The problem now became, what does George's last name mean? The encyclopedias, the biographies -- none of them helped. Neither did my next attempt, which was to call Vancouver Public Library and hope that the fruits of someone else's labor had been recorded in their FAQ files.
My breakthrough lead was indirect, a local article by a relative of George Vancouver in a small periodical indexed by UBC Library's Special Collections. George Vancouver's ancestors came to England from Coevorden, a small town in the Netherlands. A personal name led back to a place name. Full circle.
I still didn't know what Coevorden meant. I did know what was needed, and suspected rightly that it was not at hand: an etymological dictionary of Dutch place names.
All else failing, I could write to a Dutch lexicographer I had met at a workshop. I procrastinated, wanting something easier and faster. Fortunately the person asking the question was prepared to wait.

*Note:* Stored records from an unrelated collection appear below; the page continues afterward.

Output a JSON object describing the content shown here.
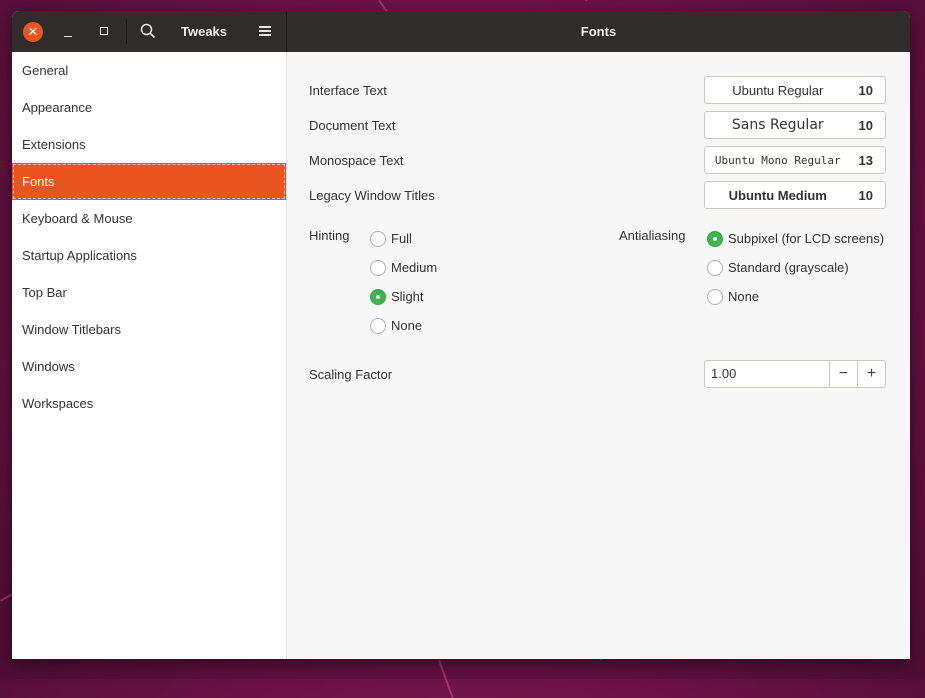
{
  "window": {
    "app_title": "Tweaks",
    "page_title": "Fonts"
  },
  "icons": {
    "close": "close-icon",
    "minimize": "minimize-icon",
    "maximize": "maximize-icon",
    "search": "search-icon",
    "menu": "hamburger-menu-icon"
  },
  "sidebar": {
    "items": [
      {
        "label": "General"
      },
      {
        "label": "Appearance"
      },
      {
        "label": "Extensions"
      },
      {
        "label": "Fonts",
        "active": true
      },
      {
        "label": "Keyboard & Mouse"
      },
      {
        "label": "Startup Applications"
      },
      {
        "label": "Top Bar"
      },
      {
        "label": "Window Titlebars"
      },
      {
        "label": "Windows"
      },
      {
        "label": "Workspaces"
      }
    ]
  },
  "fonts": {
    "interface": {
      "label": "Interface Text",
      "font": "Ubuntu Regular",
      "size": "10"
    },
    "document": {
      "label": "Document Text",
      "font": "Sans Regular",
      "size": "10"
    },
    "monospace": {
      "label": "Monospace Text",
      "font": "Ubuntu Mono Regular",
      "size": "13"
    },
    "legacy": {
      "label": "Legacy Window Titles",
      "font": "Ubuntu Medium",
      "size": "10"
    }
  },
  "hinting": {
    "label": "Hinting",
    "options": [
      "Full",
      "Medium",
      "Slight",
      "None"
    ],
    "selected": "Slight"
  },
  "antialiasing": {
    "label": "Antialiasing",
    "options": [
      "Subpixel (for LCD screens)",
      "Standard (grayscale)",
      "None"
    ],
    "selected": "Subpixel (for LCD screens)"
  },
  "scaling": {
    "label": "Scaling Factor",
    "value": "1.00",
    "decrement": "−",
    "increment": "+"
  },
  "colors": {
    "accent": "#e95420",
    "radio_checked": "#3eb34f",
    "headerbar": "#2f2c2b"
  }
}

Then, on the internet, I saw a message from someone working in the area of Dutch etymology. I popped off a note to Jan van den Berg at Tilburg University. Back came a detailed reply, with citation to Woordenboek der Noord- en Zuidnederlandse plaatsnamen.
Almost before I read his response, I saw how plain the meaning was. (Dutch is a first cousin to English, both being West Germanic languages.) 'Cow ford', the place where cows cross the river.
So the place where our city has grown was explored by a man whose ancestors came from a cow ford. Not especially appropriate to Burrard Inlet or the Fraser River. Perhaps, though, it has a western je ne sais quoi that cannot be found in a name like Oxford.